▸ **RECORDS FOR THIS EXERCISE**:
|---|
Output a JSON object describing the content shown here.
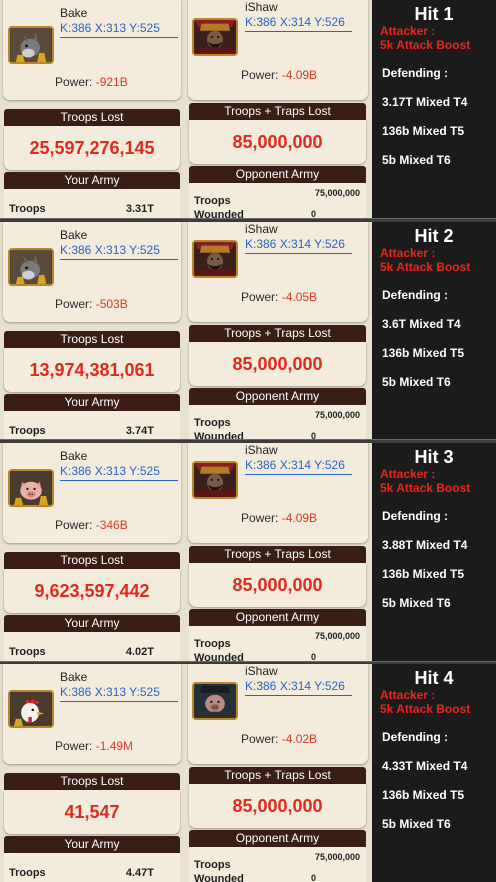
{
  "colors": {
    "page_background": "#e9e1cf",
    "card_background": "#f3ecdc",
    "header_background": "#3a1d14",
    "stat_red": "#e02a20",
    "coords_blue": "#2a63c7",
    "side_background": "#1b1b1b",
    "attacker_red": "#e8261c"
  },
  "panels": [
    {
      "attacker": {
        "name": "Bake",
        "coords": "K:386 X:313 Y:525",
        "power_label": "Power:",
        "power_value": "-921B",
        "avatar": "donkey-avatar"
      },
      "defender": {
        "name": "iShaw",
        "coords": "K:386 X:314 Y:526",
        "power_label": "Power:",
        "power_value": "-4.09B",
        "avatar": "warrior-avatar"
      },
      "troops_lost": {
        "label": "Troops Lost",
        "value": "25,597,276,145"
      },
      "troops_traps_lost": {
        "label": "Troops + Traps Lost",
        "value": "85,000,000"
      },
      "your_army": {
        "label": "Your Army",
        "troops_label": "Troops",
        "troops_value": "3.31T"
      },
      "opponent_army": {
        "label": "Opponent Army",
        "troops_label": "Troops",
        "troops_value": "75,000,000",
        "wounded_label": "Wounded",
        "wounded_value": "0"
      },
      "side": {
        "title": "Hit 1",
        "attacker_line1": "Attacker :",
        "attacker_line2": "5k Attack Boost",
        "defending": "Defending :",
        "line1": "3.17T Mixed T4",
        "line2": "136b Mixed T5",
        "line3": "5b Mixed T6"
      }
    },
    {
      "attacker": {
        "name": "Bake",
        "coords": "K:386 X:313 Y:525",
        "power_label": "Power:",
        "power_value": "-503B",
        "avatar": "donkey-avatar"
      },
      "defender": {
        "name": "iShaw",
        "coords": "K:386 X:314 Y:526",
        "power_label": "Power:",
        "power_value": "-4.05B",
        "avatar": "warrior-avatar"
      },
      "troops_lost": {
        "label": "Troops Lost",
        "value": "13,974,381,061"
      },
      "troops_traps_lost": {
        "label": "Troops + Traps Lost",
        "value": "85,000,000"
      },
      "your_army": {
        "label": "Your Army",
        "troops_label": "Troops",
        "troops_value": "3.74T"
      },
      "opponent_army": {
        "label": "Opponent Army",
        "troops_label": "Troops",
        "troops_value": "75,000,000",
        "wounded_label": "Wounded",
        "wounded_value": "0"
      },
      "side": {
        "title": "Hit 2",
        "attacker_line1": "Attacker :",
        "attacker_line2": "5k Attack Boost",
        "defending": "Defending :",
        "line1": "3.6T Mixed T4",
        "line2": "136b Mixed T5",
        "line3": "5b Mixed T6"
      }
    },
    {
      "attacker": {
        "name": "Bake",
        "coords": "K:386 X:313 Y:525",
        "power_label": "Power:",
        "power_value": "-346B",
        "avatar": "pig-avatar"
      },
      "defender": {
        "name": "iShaw",
        "coords": "K:386 X:314 Y:526",
        "power_label": "Power:",
        "power_value": "-4.09B",
        "avatar": "warrior-avatar"
      },
      "troops_lost": {
        "label": "Troops Lost",
        "value": "9,623,597,442"
      },
      "troops_traps_lost": {
        "label": "Troops + Traps Lost",
        "value": "85,000,000"
      },
      "your_army": {
        "label": "Your Army",
        "troops_label": "Troops",
        "troops_value": "4.02T"
      },
      "opponent_army": {
        "label": "Opponent Army",
        "troops_label": "Troops",
        "troops_value": "75,000,000",
        "wounded_label": "Wounded",
        "wounded_value": "0"
      },
      "side": {
        "title": "Hit 3",
        "attacker_line1": "Attacker :",
        "attacker_line2": "5k Attack Boost",
        "defending": "Defending :",
        "line1": "3.88T Mixed T4",
        "line2": "136b Mixed T5",
        "line3": "5b Mixed T6"
      }
    },
    {
      "attacker": {
        "name": "Bake",
        "coords": "K:386 X:313 Y:525",
        "power_label": "Power:",
        "power_value": "-1.49M",
        "avatar": "chicken-avatar"
      },
      "defender": {
        "name": "iShaw",
        "coords": "K:386 X:314 Y:526",
        "power_label": "Power:",
        "power_value": "-4.02B",
        "avatar": "pig-warrior-avatar"
      },
      "troops_lost": {
        "label": "Troops Lost",
        "value": "41,547"
      },
      "troops_traps_lost": {
        "label": "Troops + Traps Lost",
        "value": "85,000,000"
      },
      "your_army": {
        "label": "Your Army",
        "troops_label": "Troops",
        "troops_value": "4.47T"
      },
      "opponent_army": {
        "label": "Opponent Army",
        "troops_label": "Troops",
        "troops_value": "75,000,000",
        "wounded_label": "Wounded",
        "wounded_value": "0"
      },
      "side": {
        "title": "Hit 4",
        "attacker_line1": "Attacker :",
        "attacker_line2": "5k Attack Boost",
        "defending": "Defending :",
        "line1": "4.33T Mixed T4",
        "line2": "136b Mixed T5",
        "line3": "5b Mixed T6"
      }
    }
  ]
}
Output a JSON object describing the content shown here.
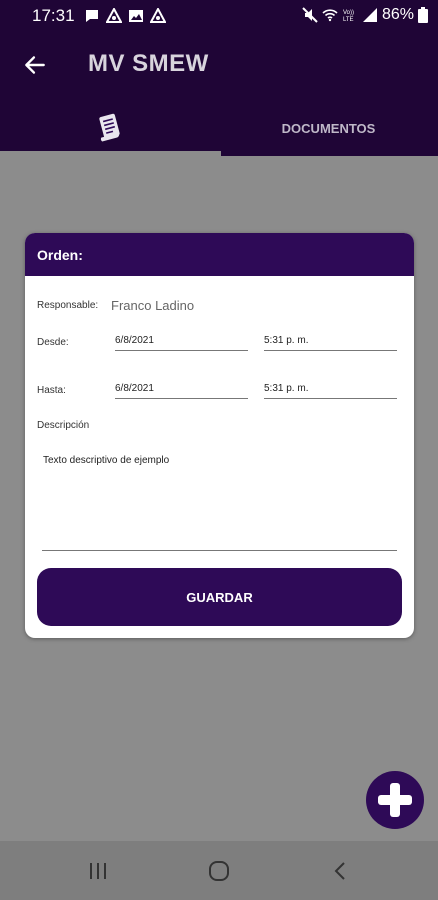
{
  "status_bar": {
    "time": "17:31",
    "battery": "86%",
    "icons": [
      "chat-icon",
      "data-saver-icon",
      "image-icon",
      "data-saver-icon",
      "mute-icon",
      "wifi-icon",
      "volte-icon",
      "signal-icon",
      "battery-icon"
    ]
  },
  "app_bar": {
    "title": "MV SMEW",
    "back_icon": "arrow-back-icon"
  },
  "tabs": [
    {
      "icon": "document-list-icon",
      "label": "",
      "active": true
    },
    {
      "label": "DOCUMENTOS",
      "active": false
    }
  ],
  "card": {
    "title": "Orden:",
    "responsable_label": "Responsable:",
    "responsable_value": "Franco Ladino",
    "desde_label": "Desde:",
    "desde_date": "6/8/2021",
    "desde_time": "5:31 p. m.",
    "hasta_label": "Hasta:",
    "hasta_date": "6/8/2021",
    "hasta_time": "5:31 p. m.",
    "descripcion_label": "Descripción",
    "descripcion_value": "Texto descriptivo de ejemplo",
    "save_label": "GUARDAR"
  },
  "fab": {
    "icon": "add-icon"
  },
  "nav_bar": {
    "icons": [
      "recent-apps-icon",
      "home-icon",
      "back-nav-icon"
    ]
  },
  "colors": {
    "primary_dark": "#1f0536",
    "primary": "#2e0a57",
    "background": "#8c8c8c"
  }
}
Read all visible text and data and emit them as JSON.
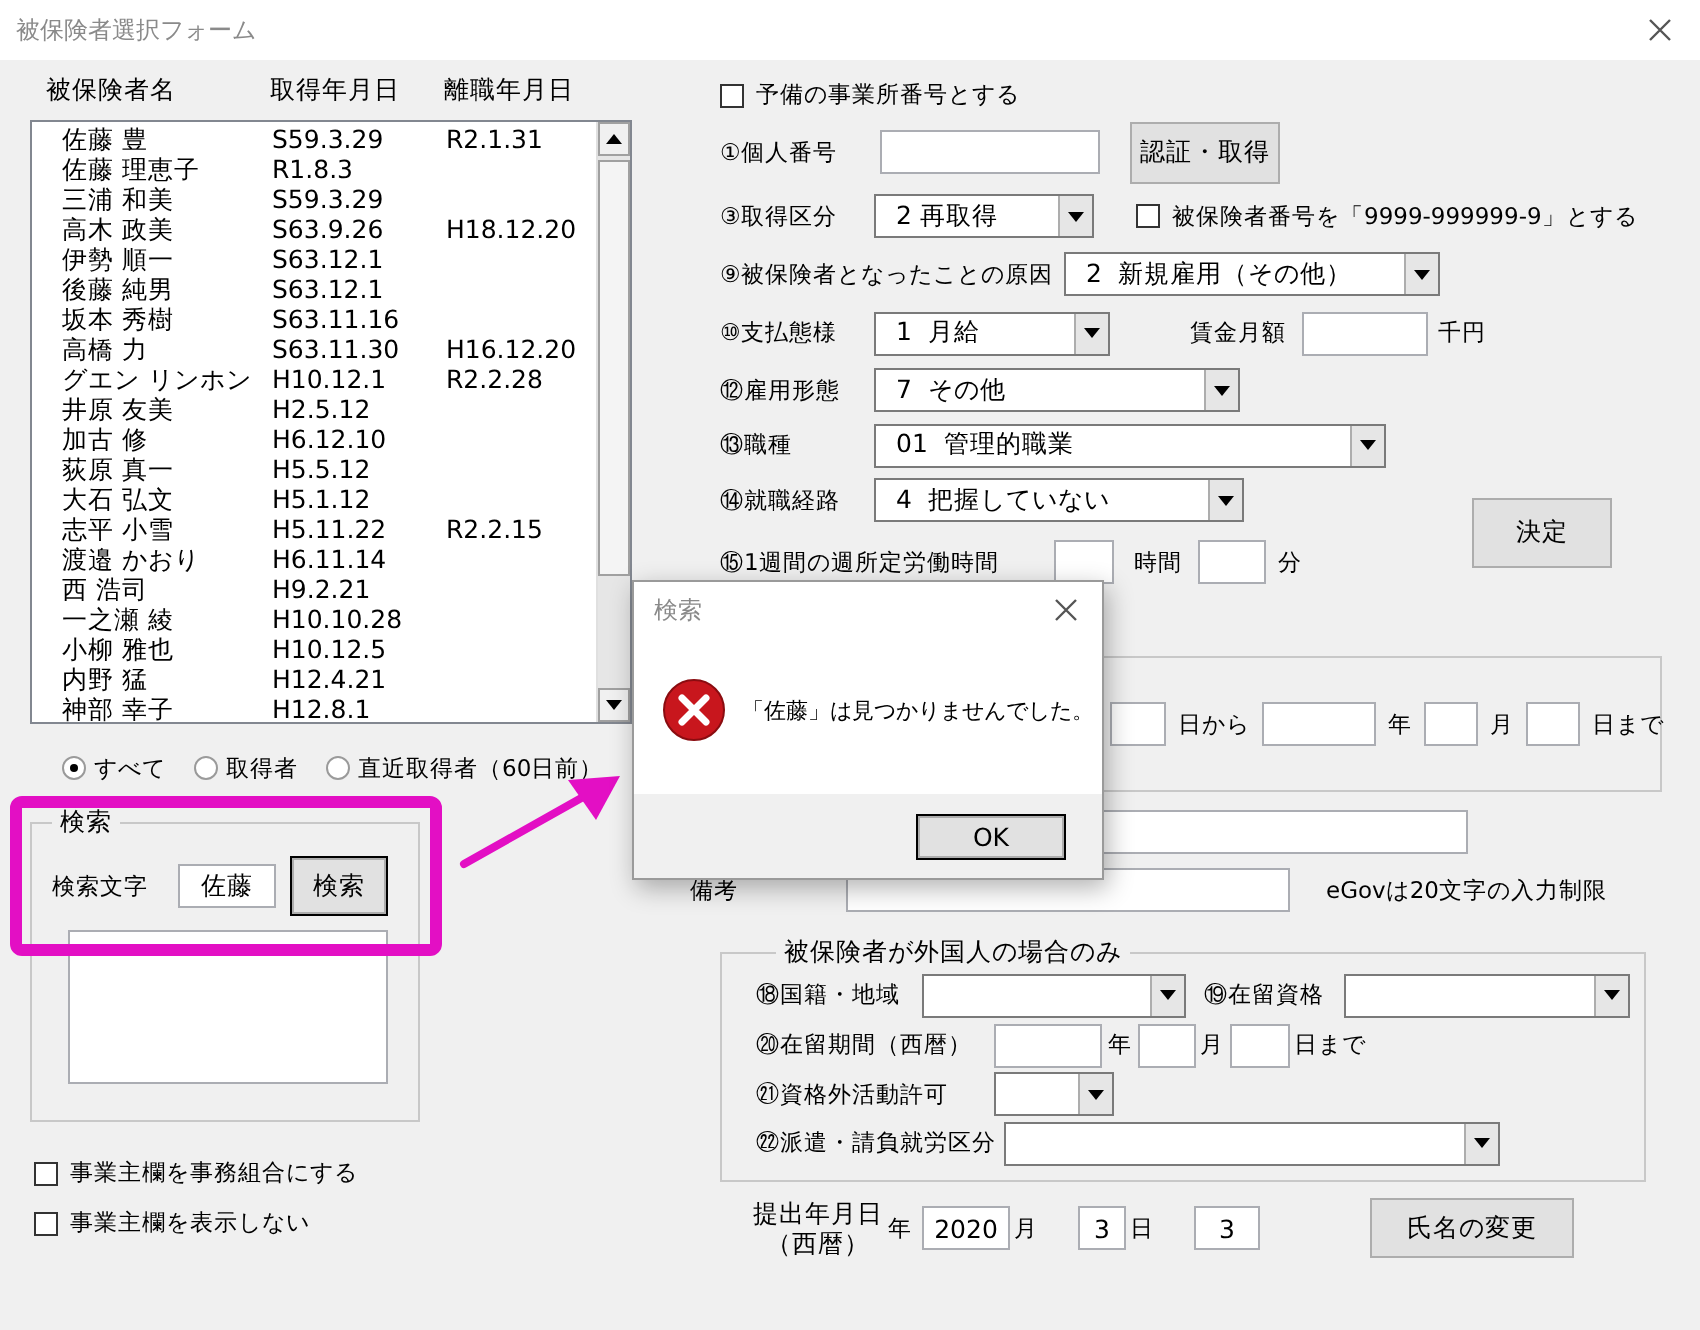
{
  "window": {
    "title": "被保険者選択フォーム"
  },
  "list": {
    "columns": [
      "被保険者名",
      "取得年月日",
      "離職年月日"
    ],
    "rows": [
      {
        "name": "佐藤 豊",
        "acquired": "S59.3.29",
        "left": "R2.1.31"
      },
      {
        "name": "佐藤 理恵子",
        "acquired": "R1.8.3",
        "left": ""
      },
      {
        "name": "三浦 和美",
        "acquired": "S59.3.29",
        "left": ""
      },
      {
        "name": "高木 政美",
        "acquired": "S63.9.26",
        "left": "H18.12.20"
      },
      {
        "name": "伊勢 順一",
        "acquired": "S63.12.1",
        "left": ""
      },
      {
        "name": "後藤 純男",
        "acquired": "S63.12.1",
        "left": ""
      },
      {
        "name": "坂本 秀樹",
        "acquired": "S63.11.16",
        "left": ""
      },
      {
        "name": "高橋 力",
        "acquired": "S63.11.30",
        "left": "H16.12.20"
      },
      {
        "name": "グエン リンホン",
        "acquired": "H10.12.1",
        "left": "R2.2.28"
      },
      {
        "name": "井原 友美",
        "acquired": "H2.5.12",
        "left": ""
      },
      {
        "name": "加古 修",
        "acquired": "H6.12.10",
        "left": ""
      },
      {
        "name": "荻原 真一",
        "acquired": "H5.5.12",
        "left": ""
      },
      {
        "name": "大石 弘文",
        "acquired": "H5.1.12",
        "left": ""
      },
      {
        "name": "志平 小雪",
        "acquired": "H5.11.22",
        "left": "R2.2.15"
      },
      {
        "name": "渡邉 かおり",
        "acquired": "H6.11.14",
        "left": ""
      },
      {
        "name": "西 浩司",
        "acquired": "H9.2.21",
        "left": ""
      },
      {
        "name": "一之瀬 綾",
        "acquired": "H10.10.28",
        "left": ""
      },
      {
        "name": "小柳 雅也",
        "acquired": "H10.12.5",
        "left": ""
      },
      {
        "name": "内野 猛",
        "acquired": "H12.4.21",
        "left": ""
      },
      {
        "name": "神部 幸子",
        "acquired": "H12.8.1",
        "left": ""
      }
    ]
  },
  "filter": [
    {
      "label": "すべて",
      "selected": true
    },
    {
      "label": "取得者",
      "selected": false
    },
    {
      "label": "直近取得者（60日前）",
      "selected": false
    }
  ],
  "search": {
    "legend": "検索",
    "label": "検索文字",
    "value": "佐藤",
    "button": "検索"
  },
  "left_checkboxes": [
    {
      "label": "事業主欄を事務組合にする",
      "checked": false
    },
    {
      "label": "事業主欄を表示しない",
      "checked": false
    }
  ],
  "main_form": {
    "reserve_office": {
      "label": "予備の事業所番号とする",
      "checked": false
    },
    "personal_number": {
      "label": "①個人番号",
      "button": "認証・取得"
    },
    "acquisition_type": {
      "label": "③取得区分",
      "value": "2 再取得",
      "checkbox": {
        "label": "被保険者番号を「9999-999999-9」とする",
        "checked": false
      }
    },
    "cause": {
      "label": "⑨被保険者となったことの原因",
      "value": "2  新規雇用（その他）"
    },
    "payment": {
      "label": "⑩支払態様",
      "value": "1  月給",
      "wage_label": "賃金月額",
      "wage_unit": "千円"
    },
    "employment": {
      "label": "⑫雇用形態",
      "value": "7  その他"
    },
    "occupation": {
      "label": "⑬職種",
      "value": "01  管理的職業"
    },
    "route": {
      "label": "⑭就職経路",
      "value": "4  把握していない"
    },
    "weekly_hours": {
      "label": "⑮1週間の週所定労働時間",
      "hours_unit": "時間",
      "minutes_unit": "分"
    },
    "decide_button": "決定",
    "period": {
      "from_suffix": "日から",
      "year": "年",
      "month": "月",
      "to_suffix": "日まで"
    },
    "remarks": {
      "label": "備考",
      "note": "eGovは20文字の入力制限"
    }
  },
  "foreigner": {
    "legend": "被保険者が外国人の場合のみ",
    "nationality": "⑱国籍・地域",
    "status": "⑲在留資格",
    "stay_period": {
      "label": "⑳在留期間（西暦）",
      "year": "年",
      "month": "月",
      "until": "日まで"
    },
    "permission": "㉑資格外活動許可",
    "dispatch": "㉒派遣・請負就労区分"
  },
  "submission": {
    "label": "提出年月日",
    "sub_label": "（西暦）",
    "year_label": "年",
    "year": "2020",
    "month_label": "月",
    "month": "3",
    "day_label": "日",
    "day": "3",
    "rename_button": "氏名の変更"
  },
  "dialog": {
    "title": "検索",
    "message": "「佐藤」は見つかりませんでした。",
    "button": "OK"
  }
}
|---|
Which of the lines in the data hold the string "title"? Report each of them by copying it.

▸ **EXPECTED ANSWER**:
        "title": "Hit 1",
        "title": "Hit 2",
        "title": "Hit 3",
        "title": "Hit 4",
    "title": "MV SMEW",
    "title": "Orden:",
    "title": "被保険者選択フォーム"
    "title": "検索",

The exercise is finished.